▶ **THE PROBLEM**: Without including any pictures, please copy every entry below exactly.

▶ **RAW DATA**:

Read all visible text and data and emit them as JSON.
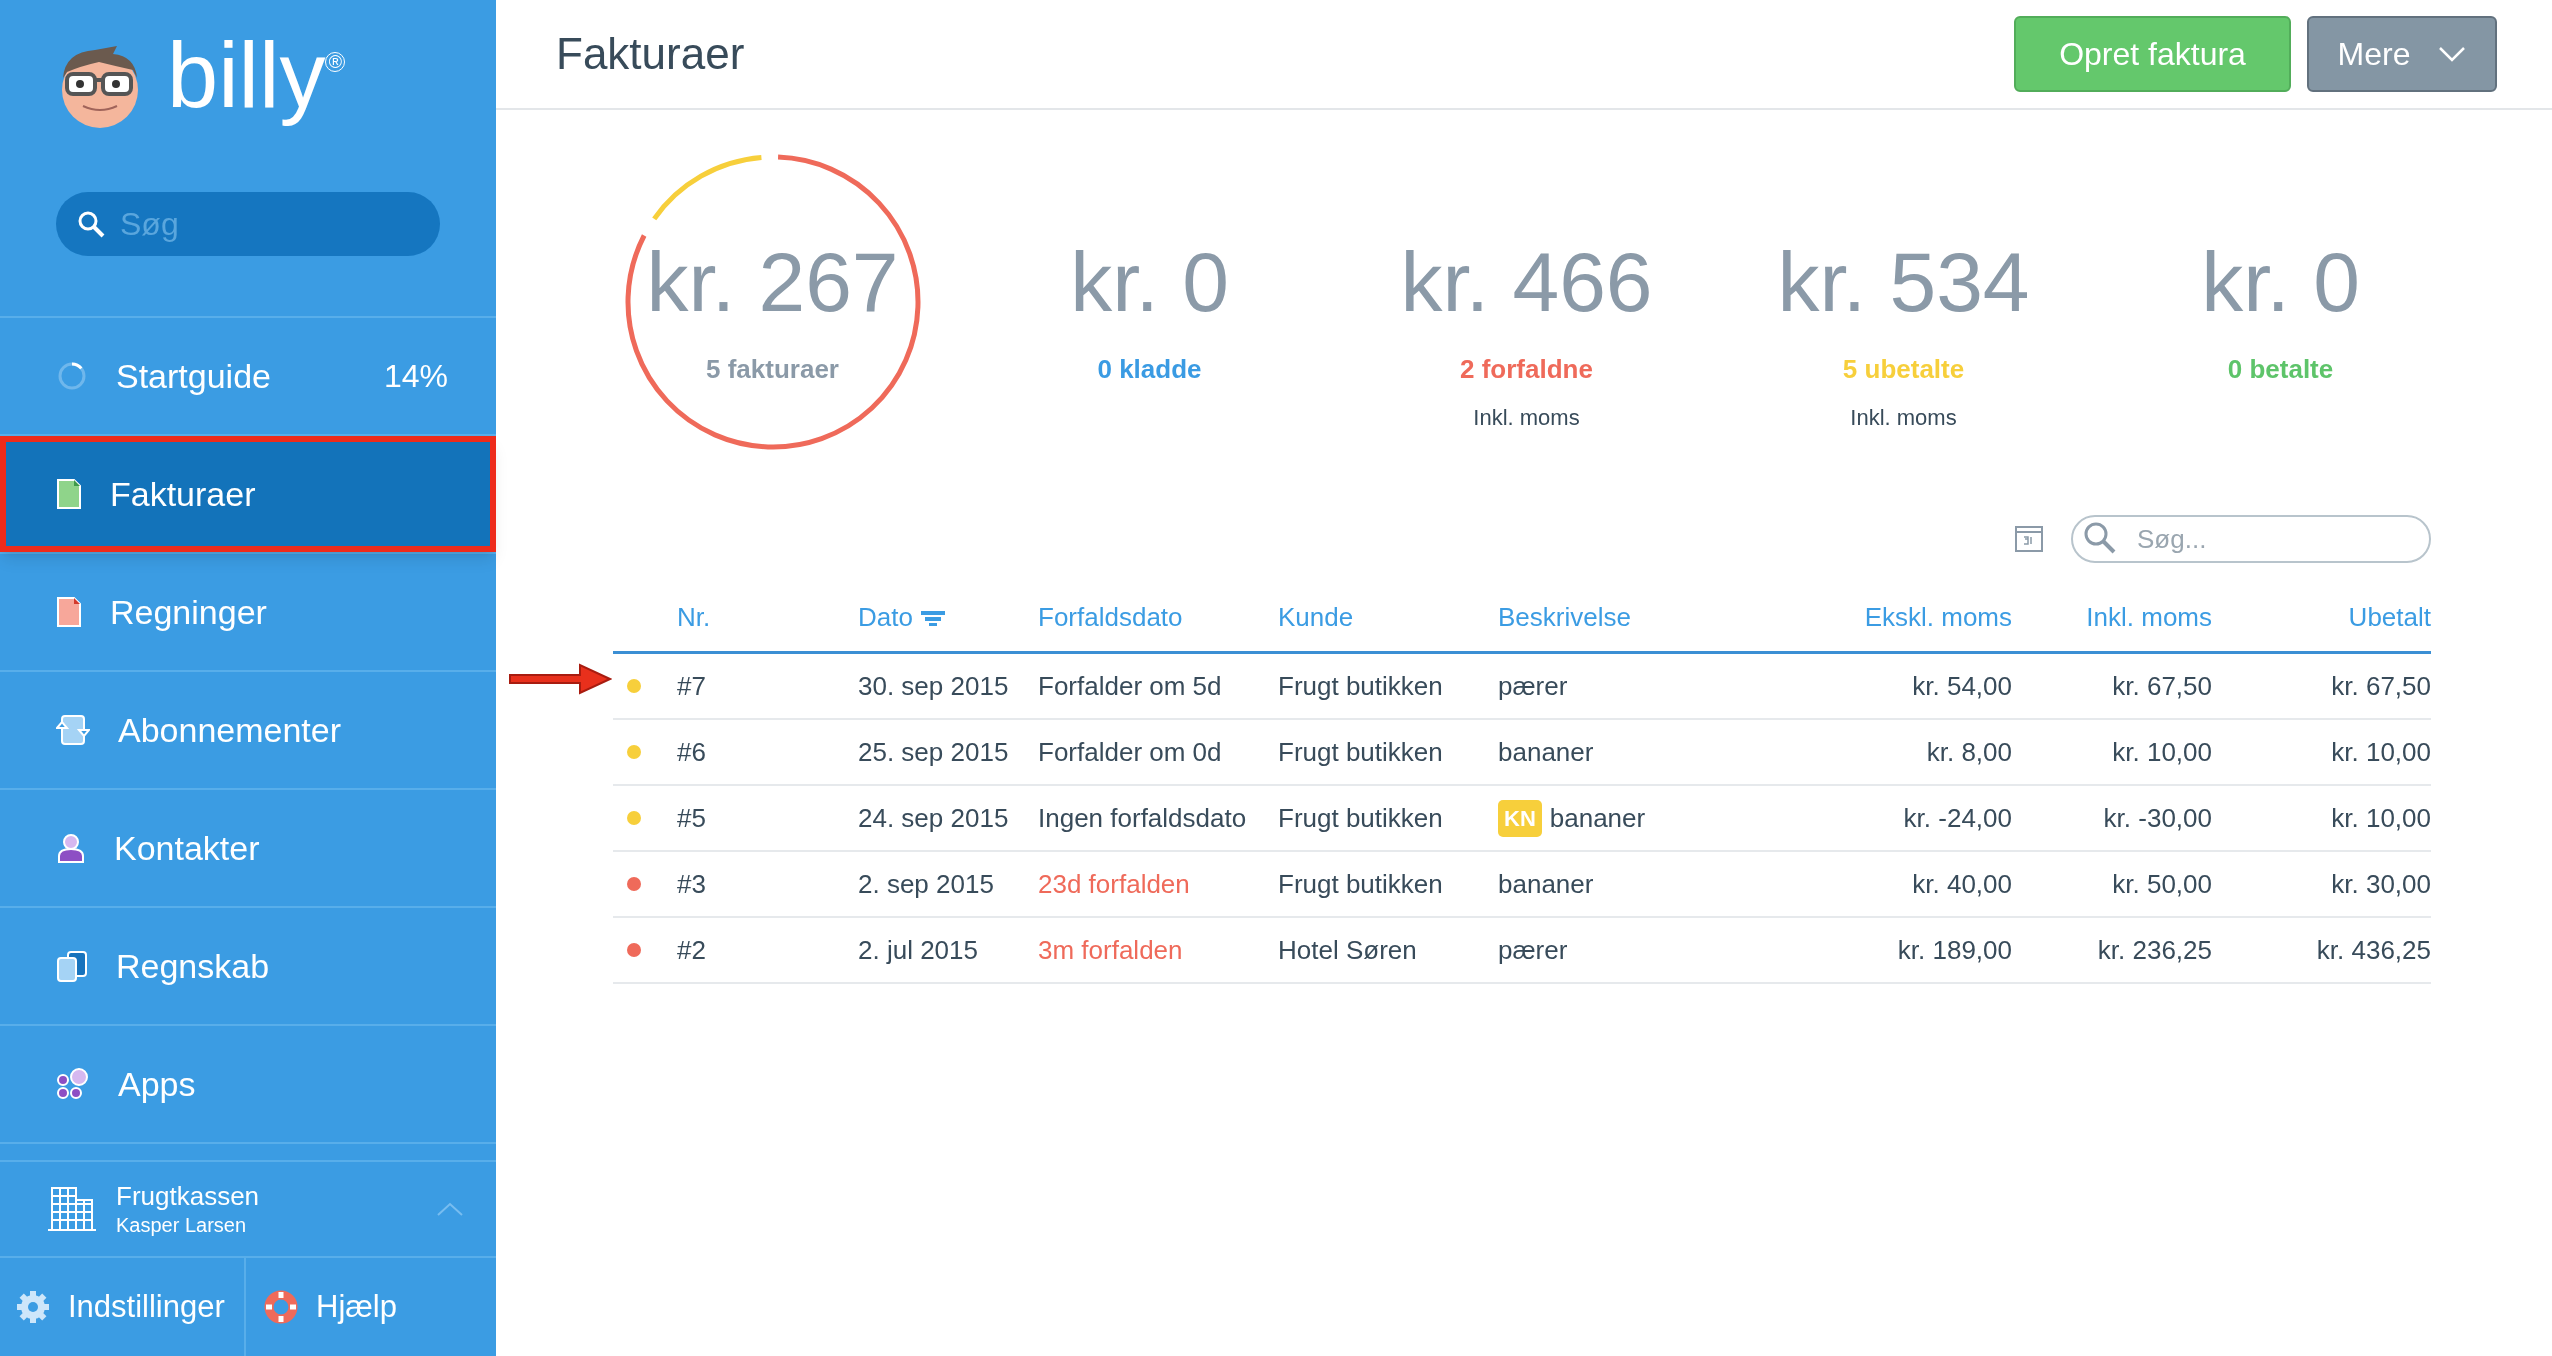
{
  "sidebar": {
    "logo": {
      "text": "billy",
      "mark": "®"
    },
    "search": {
      "placeholder": "Søg"
    },
    "items": [
      {
        "label": "Startguide",
        "value": "14%",
        "level": 0.14,
        "selected": false,
        "annotated": false
      },
      {
        "label": "Fakturaer",
        "selected": true,
        "annotated": true
      },
      {
        "label": "Regninger",
        "selected": false,
        "annotated": false
      },
      {
        "label": "Abonnementer",
        "selected": false,
        "annotated": false
      },
      {
        "label": "Kontakter",
        "selected": false,
        "annotated": false
      },
      {
        "label": "Regnskab",
        "selected": false,
        "annotated": false
      },
      {
        "label": "Apps",
        "selected": false,
        "annotated": false
      }
    ],
    "account": {
      "company": "Frugtkassen",
      "user": "Kasper Larsen"
    },
    "footer": [
      "Indstillinger",
      "Hjælp"
    ]
  },
  "header": {
    "title": "Fakturaer",
    "buttons": [
      {
        "label": "Opret faktura",
        "kind": "primary"
      },
      {
        "label": "Mere",
        "kind": "dropdown"
      }
    ]
  },
  "summary": [
    {
      "amount": "kr. 267",
      "label": "5 fakturaer",
      "color": "#8b9aa8",
      "kind": "ring"
    },
    {
      "amount": "kr. 0",
      "label": "0 kladde",
      "color": "#3a9be3",
      "kind": "plain"
    },
    {
      "amount": "kr. 466",
      "label": "2 forfaldne",
      "color": "#ef6a5a",
      "kind": "plain",
      "note": "Inkl. moms"
    },
    {
      "amount": "kr. 534",
      "label": "5 ubetalte",
      "color": "#f7cf3b",
      "kind": "plain",
      "note": "Inkl. moms"
    },
    {
      "amount": "kr. 0",
      "label": "0 betalte",
      "color": "#5ec46a",
      "kind": "plain"
    }
  ],
  "table": {
    "search": {
      "placeholder": "Søg..."
    },
    "columns": [
      {
        "label": "Nr.",
        "sorted": false
      },
      {
        "label": "Dato",
        "sorted": true
      },
      {
        "label": "Forfaldsdato",
        "sorted": false
      },
      {
        "label": "Kunde",
        "sorted": false
      },
      {
        "label": "Beskrivelse",
        "sorted": false
      },
      {
        "label": "Ekskl. moms",
        "sorted": false
      },
      {
        "label": "Inkl. moms",
        "sorted": false
      },
      {
        "label": "Ubetalt",
        "sorted": false
      }
    ],
    "rows": [
      {
        "color": "#f7cf3b",
        "annotated": true,
        "overdue": false,
        "cells": [
          "#7",
          "30. sep 2015",
          "Forfalder om 5d",
          "Frugt butikken",
          "pærer",
          "kr. 54,00",
          "kr. 67,50",
          "kr. 67,50"
        ]
      },
      {
        "color": "#f7cf3b",
        "annotated": false,
        "overdue": false,
        "cells": [
          "#6",
          "25. sep 2015",
          "Forfalder om 0d",
          "Frugt butikken",
          "bananer",
          "kr. 8,00",
          "kr. 10,00",
          "kr. 10,00"
        ]
      },
      {
        "color": "#f7cf3b",
        "annotated": false,
        "overdue": false,
        "tag": "KN",
        "cells": [
          "#5",
          "24. sep 2015",
          "Ingen forfaldsdato",
          "Frugt butikken",
          "bananer",
          "kr. -24,00",
          "kr. -30,00",
          "kr. 10,00"
        ]
      },
      {
        "color": "#ef6a5a",
        "annotated": false,
        "overdue": true,
        "cells": [
          "#3",
          "2. sep 2015",
          "23d forfalden",
          "Frugt butikken",
          "bananer",
          "kr. 40,00",
          "kr. 50,00",
          "kr. 30,00"
        ]
      },
      {
        "color": "#ef6a5a",
        "annotated": false,
        "overdue": true,
        "cells": [
          "#2",
          "2. jul 2015",
          "3m forfalden",
          "Hotel Søren",
          "pærer",
          "kr. 189,00",
          "kr. 236,25",
          "kr. 436,25"
        ]
      }
    ]
  }
}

▶ **WRITTEN RESPONSE**:
Read all visible text and data and emit them as JSON.
{
  "sidebar": {
    "logo": {
      "text": "billy",
      "mark": "®"
    },
    "search": {
      "placeholder": "Søg"
    },
    "items": [
      {
        "label": "Startguide",
        "value": "14%",
        "level": 0.14,
        "selected": false,
        "annotated": false
      },
      {
        "label": "Fakturaer",
        "selected": true,
        "annotated": true
      },
      {
        "label": "Regninger",
        "selected": false,
        "annotated": false
      },
      {
        "label": "Abonnementer",
        "selected": false,
        "annotated": false
      },
      {
        "label": "Kontakter",
        "selected": false,
        "annotated": false
      },
      {
        "label": "Regnskab",
        "selected": false,
        "annotated": false
      },
      {
        "label": "Apps",
        "selected": false,
        "annotated": false
      }
    ],
    "account": {
      "company": "Frugtkassen",
      "user": "Kasper Larsen"
    },
    "footer": [
      "Indstillinger",
      "Hjælp"
    ]
  },
  "header": {
    "title": "Fakturaer",
    "buttons": [
      {
        "label": "Opret faktura",
        "kind": "primary"
      },
      {
        "label": "Mere",
        "kind": "dropdown"
      }
    ]
  },
  "summary": [
    {
      "amount": "kr. 267",
      "label": "5 fakturaer",
      "color": "#8b9aa8",
      "kind": "ring"
    },
    {
      "amount": "kr. 0",
      "label": "0 kladde",
      "color": "#3a9be3",
      "kind": "plain"
    },
    {
      "amount": "kr. 466",
      "label": "2 forfaldne",
      "color": "#ef6a5a",
      "kind": "plain",
      "note": "Inkl. moms"
    },
    {
      "amount": "kr. 534",
      "label": "5 ubetalte",
      "color": "#f7cf3b",
      "kind": "plain",
      "note": "Inkl. moms"
    },
    {
      "amount": "kr. 0",
      "label": "0 betalte",
      "color": "#5ec46a",
      "kind": "plain"
    }
  ],
  "table": {
    "search": {
      "placeholder": "Søg..."
    },
    "columns": [
      {
        "label": "Nr.",
        "sorted": false
      },
      {
        "label": "Dato",
        "sorted": true
      },
      {
        "label": "Forfaldsdato",
        "sorted": false
      },
      {
        "label": "Kunde",
        "sorted": false
      },
      {
        "label": "Beskrivelse",
        "sorted": false
      },
      {
        "label": "Ekskl. moms",
        "sorted": false
      },
      {
        "label": "Inkl. moms",
        "sorted": false
      },
      {
        "label": "Ubetalt",
        "sorted": false
      }
    ],
    "rows": [
      {
        "color": "#f7cf3b",
        "annotated": true,
        "overdue": false,
        "cells": [
          "#7",
          "30. sep 2015",
          "Forfalder om 5d",
          "Frugt butikken",
          "pærer",
          "kr. 54,00",
          "kr. 67,50",
          "kr. 67,50"
        ]
      },
      {
        "color": "#f7cf3b",
        "annotated": false,
        "overdue": false,
        "cells": [
          "#6",
          "25. sep 2015",
          "Forfalder om 0d",
          "Frugt butikken",
          "bananer",
          "kr. 8,00",
          "kr. 10,00",
          "kr. 10,00"
        ]
      },
      {
        "color": "#f7cf3b",
        "annotated": false,
        "overdue": false,
        "tag": "KN",
        "cells": [
          "#5",
          "24. sep 2015",
          "Ingen forfaldsdato",
          "Frugt butikken",
          "bananer",
          "kr. -24,00",
          "kr. -30,00",
          "kr. 10,00"
        ]
      },
      {
        "color": "#ef6a5a",
        "annotated": false,
        "overdue": true,
        "cells": [
          "#3",
          "2. sep 2015",
          "23d forfalden",
          "Frugt butikken",
          "bananer",
          "kr. 40,00",
          "kr. 50,00",
          "kr. 30,00"
        ]
      },
      {
        "color": "#ef6a5a",
        "annotated": false,
        "overdue": true,
        "cells": [
          "#2",
          "2. jul 2015",
          "3m forfalden",
          "Hotel Søren",
          "pærer",
          "kr. 189,00",
          "kr. 236,25",
          "kr. 436,25"
        ]
      }
    ]
  }
}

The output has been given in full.